Over lunch with a civil society leader in our community last week, there was concern expressed over how she feels our Canadian cities are becoming increasingly split over ideologies, never-ending opinions, online mischief and a rampant kind of identity politics.  She asked if I could send her any writings that could give her some hope for a future kind of citizenship that can overcome forces seeking to pull us apart through a rededication to community life.  I sent her the following quotes from Mark Kingwell’s book The World We Want, among others.  Written almost 20 years ago, it remains more relevant than ever and I thought I’d pass them along.

“We must trust to listen to the other whom we do not yet know, must rely on a basic willingness to care about someone who thinks and lives differently from ourselves.”


“Our inability to know the whole truth should never be anger or prejudice against others who think differently, but instead toleration of diversity. The reason is clear:  Humans have the limitation that when it comes to knowledge, only the self can really be trusted.  And yet the self is restricted in capacity.  We must therefore be modest and open-minded, not judgmental and condemnatory.  Where we cannot know, we must not judge.”


“This drive for a common language of political discussion is in some ways admirable, since it seeks to resolve differences rather than simply eliminate them, but at a fundamental level it is misconceived.  Some ethical and political differences simply do not go away; some conflicts can never be resolved, only managed.”


“Curiously enough, therefore, and contrary to the explicit desire of most philosophers through the ages, we make a strategic error when we look to rationality as the means to realize justice.  We should look rather to desire, to what we want – and to the limits of getting what we want given the presence of other people with their own desires.”


“Citizenship is less an intellectual achievement or state of illumination than it is a way of carrying on a form of action.  It is a way of finding ourselves, or at least enough of ourselves to make do, within the complicated cross-hatched world of our shared dreams.”


“Citizens must build character more than intellect if they are to take up the challenging task of political commitment; they must be good citizens rather than simply good maximizers of self-interest or good generators of individual preferences.  It is not that self-interest or preference are inimical to justice, only that in themselves they will not secure it.  Therefore, the good citizens must nurture an attitude of hopeful pragmatism, must cultivate the specifically political virtues of negotiation and acceptance, as well as the more searching virtues of love.”

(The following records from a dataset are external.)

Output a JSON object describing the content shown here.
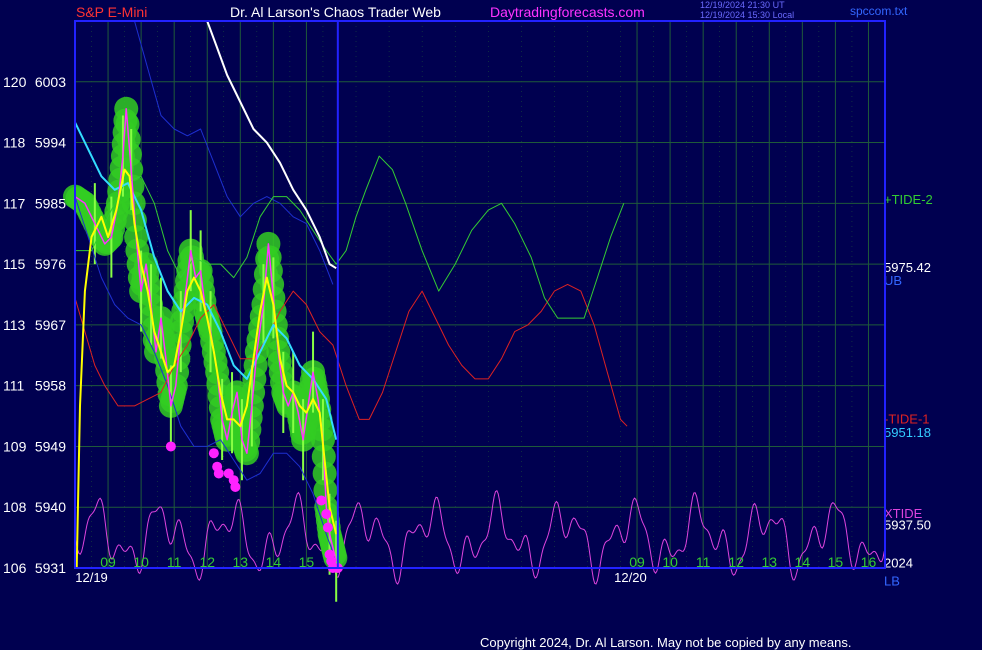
{
  "header": {
    "left": "S&P E-Mini",
    "center": "Dr. Al Larson's Chaos Trader Web",
    "site": "Daytradingforecasts.com",
    "ts_ut": "12/19/2024 21:30 UT",
    "ts_local": "12/19/2024 15:30 Local",
    "file": "spccom.txt"
  },
  "footer": {
    "copyright": "Copyright 2024, Dr. Al Larson. May not be copied by any means."
  },
  "colors": {
    "background": "#000050",
    "grid": "#1f5a3a",
    "frame": "#2222ff",
    "price": "#ff33ff",
    "smooth": "#ffff00",
    "average": "#33ddff",
    "glow": "#33cc22",
    "tide2": "#33cc33",
    "tide1": "#dd2222",
    "xtide": "#dd44dd",
    "envelope": "#1d2fd0",
    "white_line": "#ffffff",
    "dots": "#ff22ff"
  },
  "chart_data": {
    "type": "line",
    "y_labels": [
      {
        "left": "120",
        "price": "6003",
        "value": 6003
      },
      {
        "left": "118",
        "price": "5994",
        "value": 5994
      },
      {
        "left": "117",
        "price": "5985",
        "value": 5985
      },
      {
        "left": "115",
        "price": "5976",
        "value": 5976
      },
      {
        "left": "113",
        "price": "5967",
        "value": 5967
      },
      {
        "left": "111",
        "price": "5958",
        "value": 5958
      },
      {
        "left": "109",
        "price": "5949",
        "value": 5949
      },
      {
        "left": "108",
        "price": "5940",
        "value": 5940
      },
      {
        "left": "106",
        "price": "5931",
        "value": 5931
      }
    ],
    "ylim": [
      5931,
      6012
    ],
    "x_ticks": [
      "09",
      "10",
      "11",
      "12",
      "13",
      "14",
      "15",
      "09",
      "10",
      "11",
      "12",
      "13",
      "14",
      "15",
      "16"
    ],
    "x_tick_hours": [
      9,
      10,
      11,
      12,
      13,
      14,
      15,
      25,
      26,
      27,
      28,
      29,
      30,
      31,
      32
    ],
    "dates": [
      {
        "label": "12/19",
        "hour": 8.5
      },
      {
        "label": "12/20",
        "hour": 24.8
      }
    ],
    "xlim": [
      8.0,
      32.5
    ],
    "right_labels": [
      {
        "text": "+TIDE-2",
        "value": 5985.5,
        "color": "#33cc33"
      },
      {
        "text": "5975.42",
        "value": 5975.4,
        "color": "#ffffff"
      },
      {
        "text": "UB",
        "value": 5973.5,
        "color": "#3366ff"
      },
      {
        "text": "-TIDE-1",
        "value": 5953.0,
        "color": "#dd2222"
      },
      {
        "text": "5951.18",
        "value": 5951.0,
        "color": "#33ccff"
      },
      {
        "text": "XTIDE",
        "value": 5939.0,
        "color": "#dd44dd"
      },
      {
        "text": "5937.50",
        "value": 5937.3,
        "color": "#ffffff"
      },
      {
        "text": "2024",
        "value": 5931.7,
        "color": "#ffffff"
      },
      {
        "text": "LB",
        "value": 5929.0,
        "color": "#3366ff"
      }
    ],
    "series": [
      {
        "key": "price",
        "color": "#ff33ff",
        "width": 1.5,
        "points": [
          [
            8.0,
            5986
          ],
          [
            8.3,
            5985
          ],
          [
            8.6,
            5982
          ],
          [
            8.9,
            5979
          ],
          [
            9.1,
            5980
          ],
          [
            9.3,
            5985
          ],
          [
            9.45,
            5992
          ],
          [
            9.55,
            5999
          ],
          [
            9.7,
            5990
          ],
          [
            9.85,
            5980
          ],
          [
            10.0,
            5972
          ],
          [
            10.15,
            5976
          ],
          [
            10.3,
            5970
          ],
          [
            10.45,
            5963
          ],
          [
            10.6,
            5968
          ],
          [
            10.75,
            5962
          ],
          [
            10.9,
            5955
          ],
          [
            11.05,
            5958
          ],
          [
            11.2,
            5966
          ],
          [
            11.35,
            5972
          ],
          [
            11.5,
            5978
          ],
          [
            11.65,
            5974
          ],
          [
            11.8,
            5975
          ],
          [
            11.95,
            5969
          ],
          [
            12.1,
            5966
          ],
          [
            12.3,
            5960
          ],
          [
            12.45,
            5953
          ],
          [
            12.6,
            5950
          ],
          [
            12.75,
            5954
          ],
          [
            12.9,
            5957
          ],
          [
            13.05,
            5950
          ],
          [
            13.2,
            5948
          ],
          [
            13.35,
            5955
          ],
          [
            13.5,
            5963
          ],
          [
            13.7,
            5970
          ],
          [
            13.85,
            5979
          ],
          [
            14.0,
            5971
          ],
          [
            14.15,
            5963
          ],
          [
            14.3,
            5957
          ],
          [
            14.45,
            5955
          ],
          [
            14.6,
            5957
          ],
          [
            14.75,
            5954
          ],
          [
            14.9,
            5950
          ],
          [
            15.05,
            5955
          ],
          [
            15.2,
            5960
          ],
          [
            15.35,
            5956
          ],
          [
            15.5,
            5950
          ],
          [
            15.6,
            5940
          ],
          [
            15.7,
            5936
          ],
          [
            15.8,
            5934
          ],
          [
            15.9,
            5932
          ]
        ]
      },
      {
        "key": "smooth",
        "color": "#ffff00",
        "width": 2,
        "points": [
          [
            8.05,
            5931
          ],
          [
            8.15,
            5955
          ],
          [
            8.3,
            5972
          ],
          [
            8.5,
            5980
          ],
          [
            8.8,
            5983
          ],
          [
            9.0,
            5980
          ],
          [
            9.25,
            5984
          ],
          [
            9.5,
            5990
          ],
          [
            9.65,
            5989
          ],
          [
            9.8,
            5982
          ],
          [
            10.0,
            5976
          ],
          [
            10.2,
            5972
          ],
          [
            10.4,
            5966
          ],
          [
            10.6,
            5963
          ],
          [
            10.8,
            5960
          ],
          [
            11.0,
            5961
          ],
          [
            11.2,
            5966
          ],
          [
            11.4,
            5972
          ],
          [
            11.6,
            5974
          ],
          [
            11.8,
            5972
          ],
          [
            12.0,
            5968
          ],
          [
            12.2,
            5963
          ],
          [
            12.4,
            5957
          ],
          [
            12.6,
            5953
          ],
          [
            12.8,
            5953
          ],
          [
            13.0,
            5952
          ],
          [
            13.2,
            5955
          ],
          [
            13.4,
            5962
          ],
          [
            13.6,
            5969
          ],
          [
            13.8,
            5974
          ],
          [
            14.0,
            5970
          ],
          [
            14.2,
            5962
          ],
          [
            14.4,
            5958
          ],
          [
            14.6,
            5957
          ],
          [
            14.8,
            5955
          ],
          [
            15.0,
            5954
          ],
          [
            15.2,
            5956
          ],
          [
            15.4,
            5954
          ],
          [
            15.55,
            5947
          ],
          [
            15.7,
            5940
          ],
          [
            15.9,
            5936
          ]
        ]
      },
      {
        "key": "average",
        "color": "#33ddff",
        "width": 2,
        "points": [
          [
            8.0,
            5997
          ],
          [
            8.4,
            5993
          ],
          [
            8.8,
            5989
          ],
          [
            9.2,
            5987
          ],
          [
            9.6,
            5988
          ],
          [
            10.0,
            5984
          ],
          [
            10.4,
            5977
          ],
          [
            10.8,
            5972
          ],
          [
            11.2,
            5969
          ],
          [
            11.6,
            5971
          ],
          [
            12.0,
            5970
          ],
          [
            12.4,
            5966
          ],
          [
            12.8,
            5961
          ],
          [
            13.2,
            5959
          ],
          [
            13.6,
            5963
          ],
          [
            14.0,
            5967
          ],
          [
            14.4,
            5965
          ],
          [
            14.8,
            5961
          ],
          [
            15.2,
            5959
          ],
          [
            15.6,
            5956
          ],
          [
            15.9,
            5950
          ]
        ]
      },
      {
        "key": "tide2",
        "color": "#33cc33",
        "width": 1,
        "points": [
          [
            8.0,
            5978
          ],
          [
            8.5,
            5978
          ],
          [
            9.0,
            5983
          ],
          [
            9.5,
            5988
          ],
          [
            10.0,
            5989
          ],
          [
            10.4,
            5985
          ],
          [
            10.8,
            5978
          ],
          [
            11.2,
            5974
          ],
          [
            11.6,
            5977
          ],
          [
            12.0,
            5976
          ],
          [
            12.4,
            5976
          ],
          [
            12.8,
            5974
          ],
          [
            13.2,
            5977
          ],
          [
            13.6,
            5983
          ],
          [
            14.0,
            5986
          ],
          [
            14.4,
            5986
          ],
          [
            14.8,
            5984
          ],
          [
            15.2,
            5981
          ],
          [
            15.6,
            5978
          ],
          [
            15.9,
            5976
          ],
          [
            16.2,
            5978
          ],
          [
            16.5,
            5983
          ],
          [
            16.8,
            5987
          ],
          [
            17.2,
            5992
          ],
          [
            17.6,
            5990
          ],
          [
            18.0,
            5985
          ],
          [
            18.5,
            5978
          ],
          [
            19.0,
            5972
          ],
          [
            19.5,
            5976
          ],
          [
            20.0,
            5981
          ],
          [
            20.5,
            5984
          ],
          [
            20.9,
            5985
          ],
          [
            21.3,
            5982
          ],
          [
            21.8,
            5977
          ],
          [
            22.2,
            5971
          ],
          [
            22.6,
            5968
          ],
          [
            23.0,
            5968
          ],
          [
            23.4,
            5968
          ],
          [
            23.8,
            5974
          ],
          [
            24.2,
            5980
          ],
          [
            24.6,
            5985
          ]
        ]
      },
      {
        "key": "tide1",
        "color": "#dd2222",
        "width": 1,
        "points": [
          [
            8.0,
            5971
          ],
          [
            8.3,
            5966
          ],
          [
            8.6,
            5961
          ],
          [
            8.9,
            5958
          ],
          [
            9.3,
            5955
          ],
          [
            9.8,
            5955
          ],
          [
            10.2,
            5956
          ],
          [
            10.6,
            5957
          ],
          [
            11.0,
            5961
          ],
          [
            11.4,
            5964
          ],
          [
            11.8,
            5968
          ],
          [
            12.2,
            5970
          ],
          [
            12.6,
            5966
          ],
          [
            13.0,
            5962
          ],
          [
            13.4,
            5962
          ],
          [
            13.8,
            5965
          ],
          [
            14.2,
            5969
          ],
          [
            14.6,
            5972
          ],
          [
            15.0,
            5970
          ],
          [
            15.4,
            5966
          ],
          [
            15.8,
            5964
          ],
          [
            16.2,
            5958
          ],
          [
            16.6,
            5953
          ],
          [
            16.9,
            5953
          ],
          [
            17.3,
            5957
          ],
          [
            17.7,
            5963
          ],
          [
            18.1,
            5969
          ],
          [
            18.5,
            5972
          ],
          [
            18.9,
            5968
          ],
          [
            19.3,
            5964
          ],
          [
            19.7,
            5961
          ],
          [
            20.1,
            5959
          ],
          [
            20.5,
            5959
          ],
          [
            20.9,
            5962
          ],
          [
            21.3,
            5966
          ],
          [
            21.7,
            5967
          ],
          [
            22.1,
            5969
          ],
          [
            22.5,
            5972
          ],
          [
            22.9,
            5973
          ],
          [
            23.3,
            5972
          ],
          [
            23.7,
            5967
          ],
          [
            24.1,
            5960
          ],
          [
            24.5,
            5953
          ],
          [
            24.7,
            5952
          ]
        ]
      },
      {
        "key": "ub",
        "color": "#1d2fd0",
        "width": 1,
        "points": [
          [
            9.8,
            6012
          ],
          [
            10.2,
            6005
          ],
          [
            10.6,
            5998
          ],
          [
            11.0,
            5996
          ],
          [
            11.4,
            5995
          ],
          [
            11.8,
            5996
          ],
          [
            12.2,
            5991
          ],
          [
            12.6,
            5986
          ],
          [
            13.0,
            5983
          ],
          [
            13.4,
            5985
          ],
          [
            13.8,
            5986
          ],
          [
            14.2,
            5985
          ],
          [
            14.6,
            5983
          ],
          [
            15.0,
            5982
          ],
          [
            15.4,
            5978
          ],
          [
            15.8,
            5973
          ]
        ]
      },
      {
        "key": "lb",
        "color": "#1d2fd0",
        "width": 1,
        "points": [
          [
            8.0,
            5986
          ],
          [
            8.4,
            5980
          ],
          [
            8.8,
            5974
          ],
          [
            9.2,
            5970
          ],
          [
            9.6,
            5968
          ],
          [
            10.0,
            5967
          ],
          [
            10.4,
            5963
          ],
          [
            10.8,
            5958
          ],
          [
            11.2,
            5952
          ],
          [
            11.6,
            5949
          ],
          [
            12.0,
            5949
          ],
          [
            12.4,
            5950
          ],
          [
            12.8,
            5947
          ],
          [
            13.2,
            5944
          ],
          [
            13.6,
            5945
          ],
          [
            14.0,
            5948
          ],
          [
            14.4,
            5948
          ],
          [
            14.8,
            5946
          ],
          [
            15.2,
            5942
          ],
          [
            15.6,
            5936
          ],
          [
            15.9,
            5932
          ]
        ]
      },
      {
        "key": "white",
        "color": "#ffffff",
        "width": 2,
        "points": [
          [
            12.0,
            6012
          ],
          [
            12.3,
            6008
          ],
          [
            12.6,
            6004
          ],
          [
            13.0,
            6000
          ],
          [
            13.4,
            5996
          ],
          [
            13.8,
            5994
          ],
          [
            14.2,
            5991
          ],
          [
            14.6,
            5987
          ],
          [
            15.0,
            5984
          ],
          [
            15.4,
            5980
          ],
          [
            15.7,
            5976
          ],
          [
            15.9,
            5975.4
          ]
        ]
      }
    ],
    "xtide": {
      "key": "xtide",
      "color": "#dd44dd",
      "center": 5935.5,
      "start": 8.0,
      "end": 32.5
    },
    "dots": [
      {
        "x": 10.9,
        "y": 5949
      },
      {
        "x": 12.2,
        "y": 5948
      },
      {
        "x": 12.3,
        "y": 5946
      },
      {
        "x": 12.35,
        "y": 5945
      },
      {
        "x": 12.65,
        "y": 5945
      },
      {
        "x": 12.8,
        "y": 5944
      },
      {
        "x": 12.85,
        "y": 5943
      },
      {
        "x": 15.45,
        "y": 5941
      },
      {
        "x": 15.6,
        "y": 5939
      },
      {
        "x": 15.65,
        "y": 5937
      },
      {
        "x": 15.7,
        "y": 5933
      },
      {
        "x": 15.75,
        "y": 5932
      },
      {
        "x": 15.8,
        "y": 5931
      },
      {
        "x": 15.95,
        "y": 5931
      }
    ]
  }
}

“The language of political virtues insists on something that the interest-oriented discourse of political and economic rights cannot; namely, that privilege confers obligations on those who enjoy it. That there is a moral duty to act not only for one’s own benefit, but for the benefit of others less able to fend for themselves.  That’s citizenship in action.”